Work instructions: Report how many lines of the records below include the word "placeholder". Give nothing but the number.

Extracted records:
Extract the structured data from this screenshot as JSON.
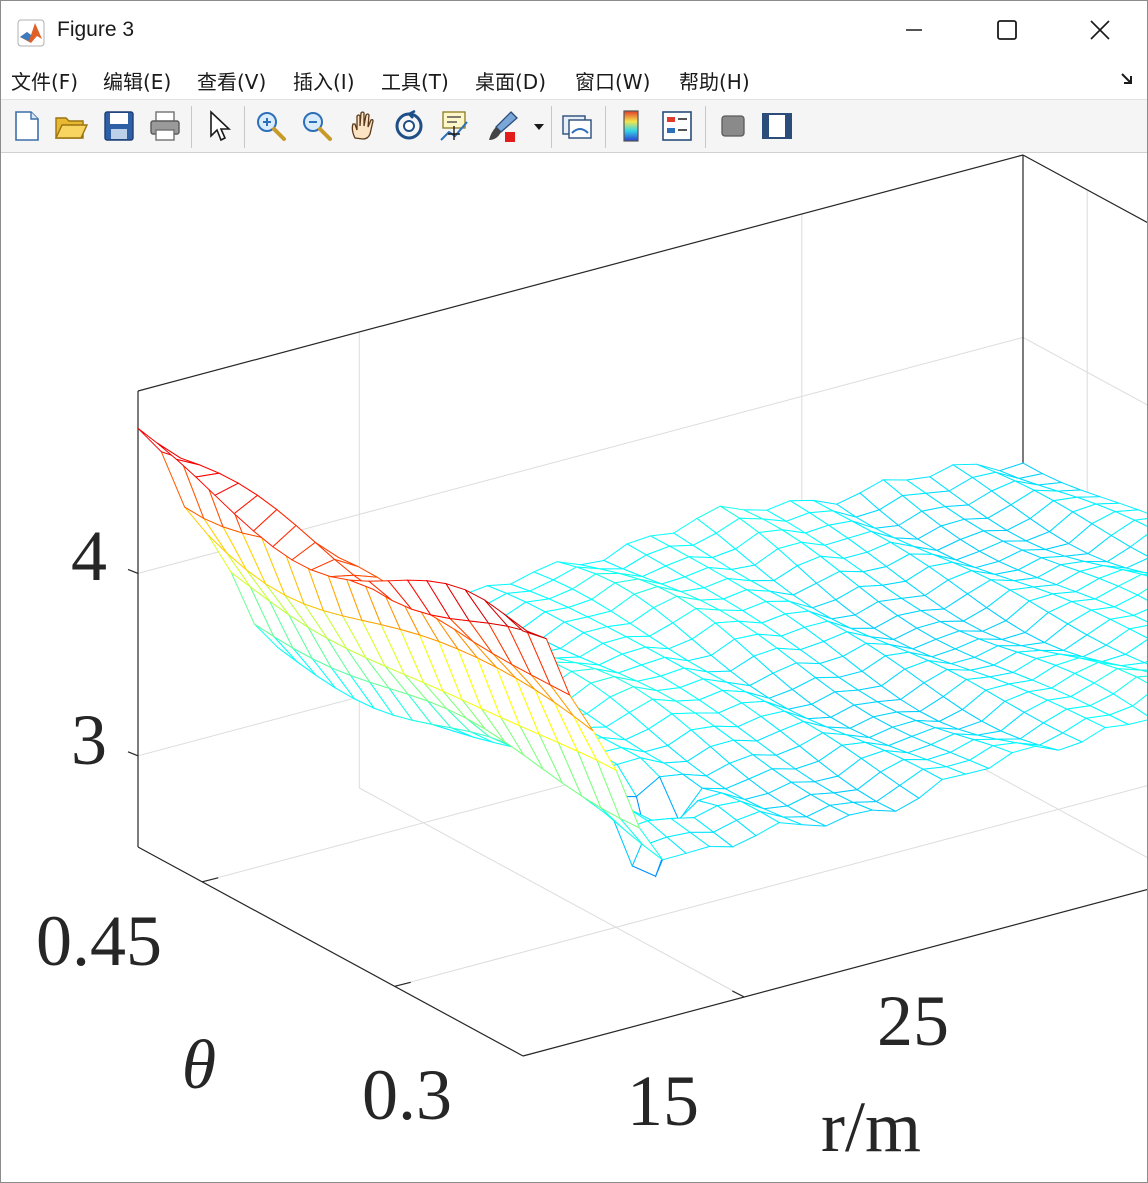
{
  "window": {
    "title": "Figure 3"
  },
  "menu": {
    "items": [
      "文件(F)",
      "编辑(E)",
      "查看(V)",
      "插入(I)",
      "工具(T)",
      "桌面(D)",
      "窗口(W)",
      "帮助(H)"
    ]
  },
  "toolbar": {
    "buttons": [
      "new-figure-icon",
      "open-file-icon",
      "save-icon",
      "print-icon",
      "pointer-icon",
      "zoom-in-icon",
      "zoom-out-icon",
      "pan-hand-icon",
      "rotate-3d-icon",
      "data-cursor-icon",
      "brush-icon",
      "link-plot-icon",
      "colorbar-icon",
      "legend-icon",
      "hide-plot-tools-icon",
      "show-plot-tools-icon"
    ]
  },
  "chart_data": {
    "type": "surface-mesh-3d",
    "title": "",
    "xlabel": "r/m",
    "ylabel": "θ",
    "zlabel": "",
    "xticks": [
      "15",
      "25"
    ],
    "yticks": [
      "0.3",
      "0.45"
    ],
    "zticks": [
      "3",
      "4"
    ],
    "xlim": [
      10,
      30
    ],
    "ylim": [
      0.2,
      0.5
    ],
    "zlim": [
      2.5,
      5.0
    ],
    "grid": true,
    "colormap": "jet",
    "features": {
      "high_ridge_z": 4.7,
      "plateau_z": 3.4,
      "spike_min_z": 2.95,
      "spike_r": 14.6
    }
  }
}
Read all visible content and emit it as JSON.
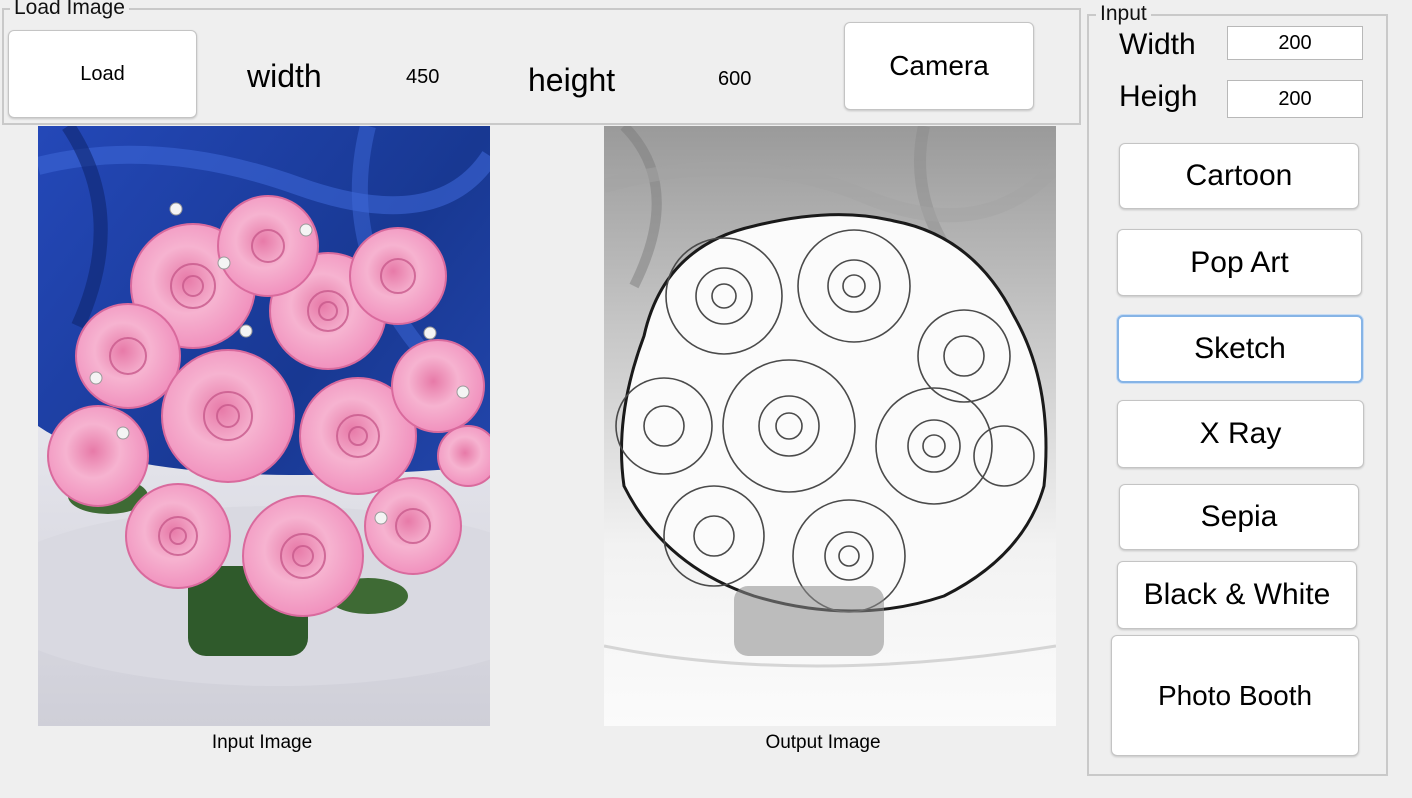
{
  "load_panel": {
    "title": "Load Image",
    "load_button": "Load",
    "width_label": "width",
    "width_value": "450",
    "height_label": "height",
    "height_value": "600",
    "camera_button": "Camera"
  },
  "images": {
    "input_caption": "Input Image",
    "output_caption": "Output Image"
  },
  "input_panel": {
    "title": "Input",
    "width_label": "Width",
    "width_value": "200",
    "height_label": "Heigh",
    "height_value": "200",
    "effects": [
      {
        "label": "Cartoon"
      },
      {
        "label": "Pop Art"
      },
      {
        "label": "Sketch"
      },
      {
        "label": "X Ray"
      },
      {
        "label": "Sepia"
      },
      {
        "label": "Black & White"
      },
      {
        "label": "Photo Booth"
      }
    ],
    "focused_effect": "Sketch"
  },
  "colors": {
    "background": "#efefef",
    "focus_ring": "#86b4e6",
    "backdrop_blue": "#1d3fa0",
    "rose_pink": "#f3a6c8"
  }
}
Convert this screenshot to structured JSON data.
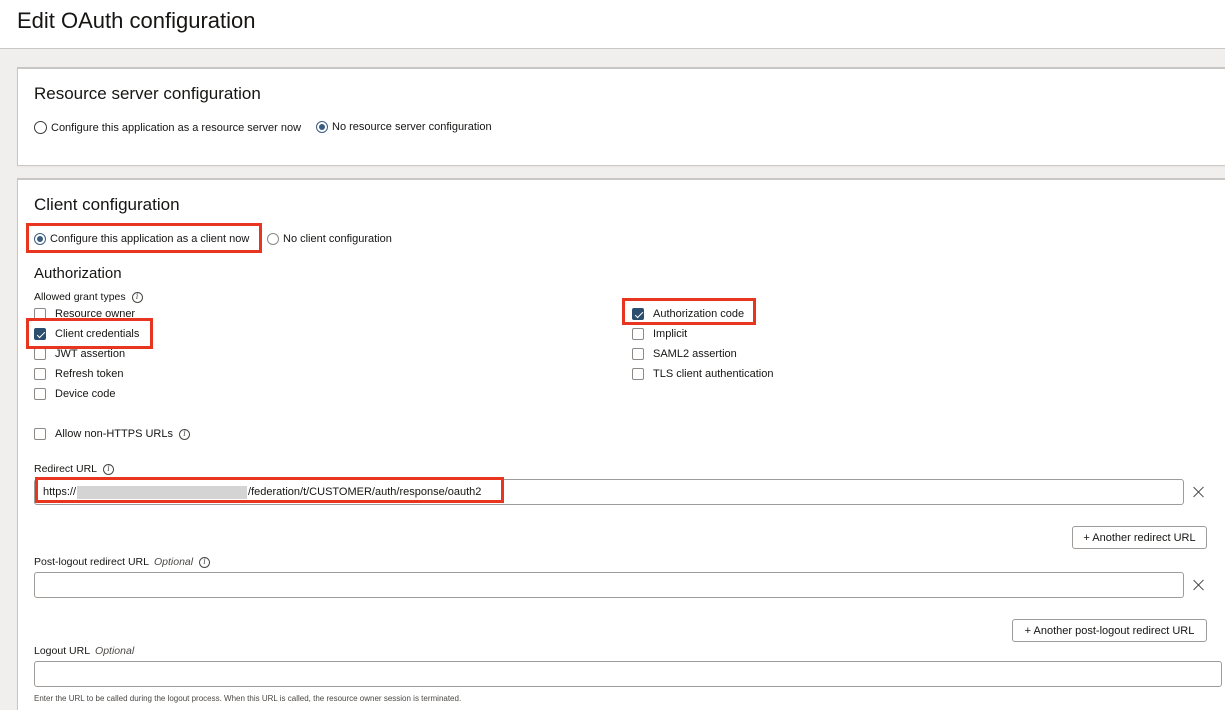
{
  "page": {
    "title": "Edit OAuth configuration"
  },
  "resource_server": {
    "title": "Resource server configuration",
    "option_configure": "Configure this application as a resource server now",
    "option_none": "No resource server configuration",
    "selected": "none"
  },
  "client": {
    "title": "Client configuration",
    "option_configure": "Configure this application as a client now",
    "option_none": "No client configuration",
    "selected": "configure",
    "authorization": {
      "title": "Authorization",
      "grant_types_label": "Allowed grant types",
      "left_grants": [
        {
          "label": "Resource owner",
          "checked": false
        },
        {
          "label": "Client credentials",
          "checked": true
        },
        {
          "label": "JWT assertion",
          "checked": false
        },
        {
          "label": "Refresh token",
          "checked": false
        },
        {
          "label": "Device code",
          "checked": false
        }
      ],
      "right_grants": [
        {
          "label": "Authorization code",
          "checked": true
        },
        {
          "label": "Implicit",
          "checked": false
        },
        {
          "label": "SAML2 assertion",
          "checked": false
        },
        {
          "label": "TLS client authentication",
          "checked": false
        }
      ],
      "allow_non_https": {
        "label": "Allow non-HTTPS URLs",
        "checked": false
      }
    },
    "redirect_url": {
      "label": "Redirect URL",
      "value_prefix": "https://",
      "value_suffix": "/federation/t/CUSTOMER/auth/response/oauth2",
      "add_button": "+ Another redirect URL"
    },
    "post_logout": {
      "label": "Post-logout redirect URL",
      "optional": "Optional",
      "value": "",
      "add_button": "+ Another post-logout redirect URL"
    },
    "logout": {
      "label": "Logout URL",
      "optional": "Optional",
      "value": "",
      "help": "Enter the URL to be called during the logout process. When this URL is called, the resource owner session is terminated."
    }
  },
  "icons": {
    "info": "info-icon",
    "close": "close-icon"
  },
  "colors": {
    "highlight": "#e8351f",
    "accent": "#2b4d6e"
  }
}
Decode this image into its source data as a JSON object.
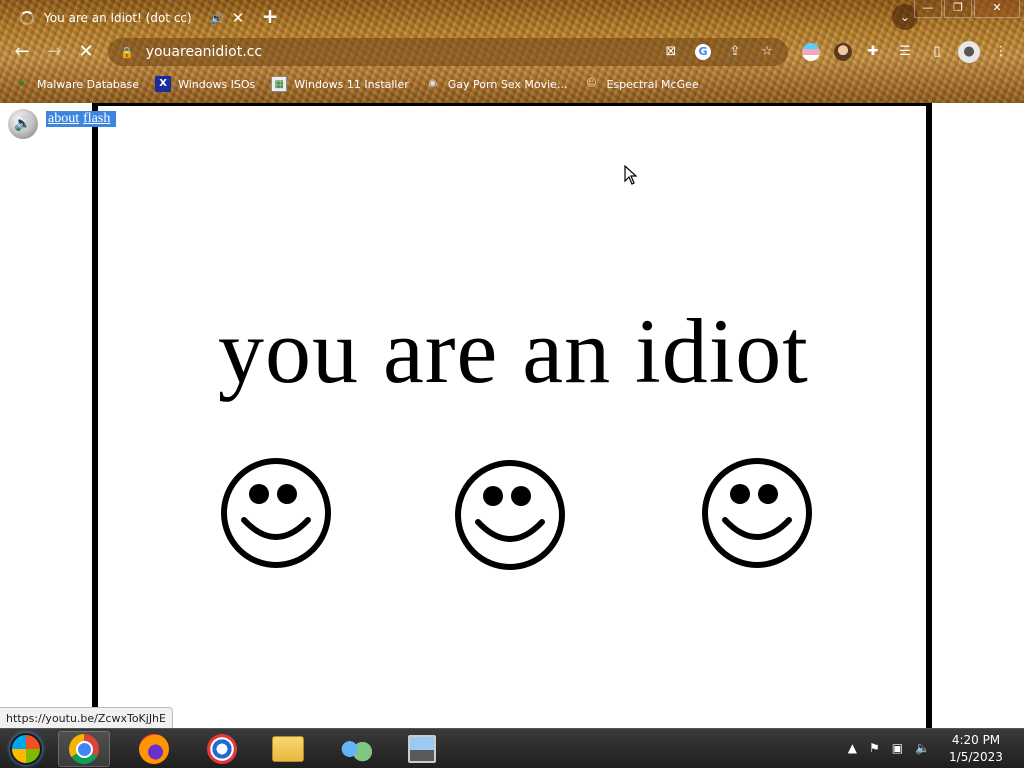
{
  "browser": {
    "tab": {
      "title": "You are an Idiot! (dot cc)",
      "sound_icon": "speaker-icon",
      "close_glyph": "✕"
    },
    "new_tab_glyph": "+",
    "tab_search_glyph": "⌄",
    "window_buttons": {
      "minimize": "—",
      "restore": "❐",
      "close": "✕"
    },
    "nav": {
      "back": "←",
      "forward": "→",
      "stop": "✕"
    },
    "address": {
      "url": "youareanidiot.cc",
      "lock": "🔒"
    },
    "omnibox_icons": {
      "popup_blocked": "⊠",
      "google": "G",
      "share": "⇪",
      "bookmark": "☆"
    },
    "toolbar_icons": {
      "extensions": "✚",
      "reading_list": "☰",
      "side_panel": "▯",
      "profile": "●",
      "menu": "⋮"
    },
    "bookmarks": [
      {
        "label": "Malware Database",
        "icon": "leaf-icon",
        "glyph": "❦"
      },
      {
        "label": "Windows ISOs",
        "icon": "x-icon",
        "glyph": "X"
      },
      {
        "label": "Windows 11 Installer",
        "icon": "picture-icon",
        "glyph": "▦"
      },
      {
        "label": "Gay Porn Sex Movie...",
        "icon": "disk-icon",
        "glyph": "◉"
      },
      {
        "label": "Espectral McGee",
        "icon": "face-icon",
        "glyph": "☺"
      }
    ],
    "status_url": "https://youtu.be/ZcwxToKjJhE"
  },
  "page": {
    "speaker_glyph": "🔊",
    "flash_links": [
      "about",
      "flash"
    ],
    "headline": "you are an idiot",
    "smiley_count": 3
  },
  "taskbar": {
    "tray": {
      "show_hidden": "▲",
      "flag": "⚑",
      "network": "▣",
      "volume": "🔈"
    },
    "clock": {
      "time": "4:20 PM",
      "date": "1/5/2023"
    }
  }
}
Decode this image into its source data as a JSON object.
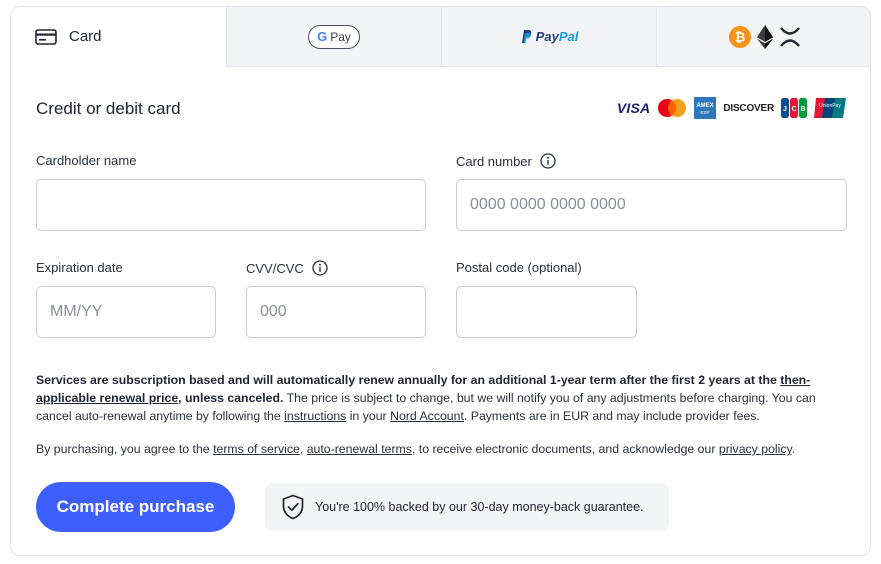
{
  "tabs": [
    {
      "id": "card",
      "label": "Card",
      "icon": "credit-card-icon",
      "active": true
    },
    {
      "id": "gpay",
      "label": "Pay",
      "icon": "google-g-icon"
    },
    {
      "id": "paypal",
      "label_p": "Pay",
      "label_pal": "Pal",
      "icon": "paypal-icon"
    },
    {
      "id": "crypto",
      "icons": [
        "bitcoin-icon",
        "ethereum-icon",
        "xrp-icon"
      ]
    }
  ],
  "form": {
    "title": "Credit or debit card",
    "brands": {
      "visa": "VISA",
      "amex": "AMERICAN EXPRESS",
      "discover": "DISCOVER",
      "jcb": "JCB",
      "unionpay": "UnionPay"
    },
    "cardholder": {
      "label": "Cardholder name",
      "value": "",
      "placeholder": ""
    },
    "card_number": {
      "label": "Card number",
      "value": "",
      "placeholder": "0000 0000 0000 0000"
    },
    "expiration": {
      "label": "Expiration date",
      "value": "",
      "placeholder": "MM/YY"
    },
    "cvv": {
      "label": "CVV/CVC",
      "value": "",
      "placeholder": "000"
    },
    "postal": {
      "label": "Postal code (optional)",
      "value": "",
      "placeholder": ""
    }
  },
  "terms": {
    "bold_1": "Services are subscription based and will automatically renew annually for an additional 1-year term after the first 2 years at the ",
    "link_renewal": "then-applicable renewal price",
    "bold_2": ", unless canceled.",
    "text_1": " The price is subject to change, but we will notify you of any adjustments before charging. You can cancel auto-renewal anytime by following the ",
    "link_instructions": "instructions",
    "text_2": " in your ",
    "link_account": "Nord Account",
    "text_3": ". Payments are in EUR and may include provider fees."
  },
  "agree": {
    "text_1": "By purchasing, you agree to the ",
    "link_tos": "terms of service",
    "text_2": ", ",
    "link_autorenew": "auto-renewal terms",
    "text_3": ", to receive electronic documents, and acknowledge our ",
    "link_privacy": "privacy policy",
    "text_4": "."
  },
  "actions": {
    "purchase_label": "Complete purchase",
    "guarantee_text": "You're 100% backed by our 30-day money-back guarantee."
  },
  "colors": {
    "primary": "#3e5fff",
    "tab_bg": "#f3f4f6",
    "border": "#c9cdd4"
  }
}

Result: 5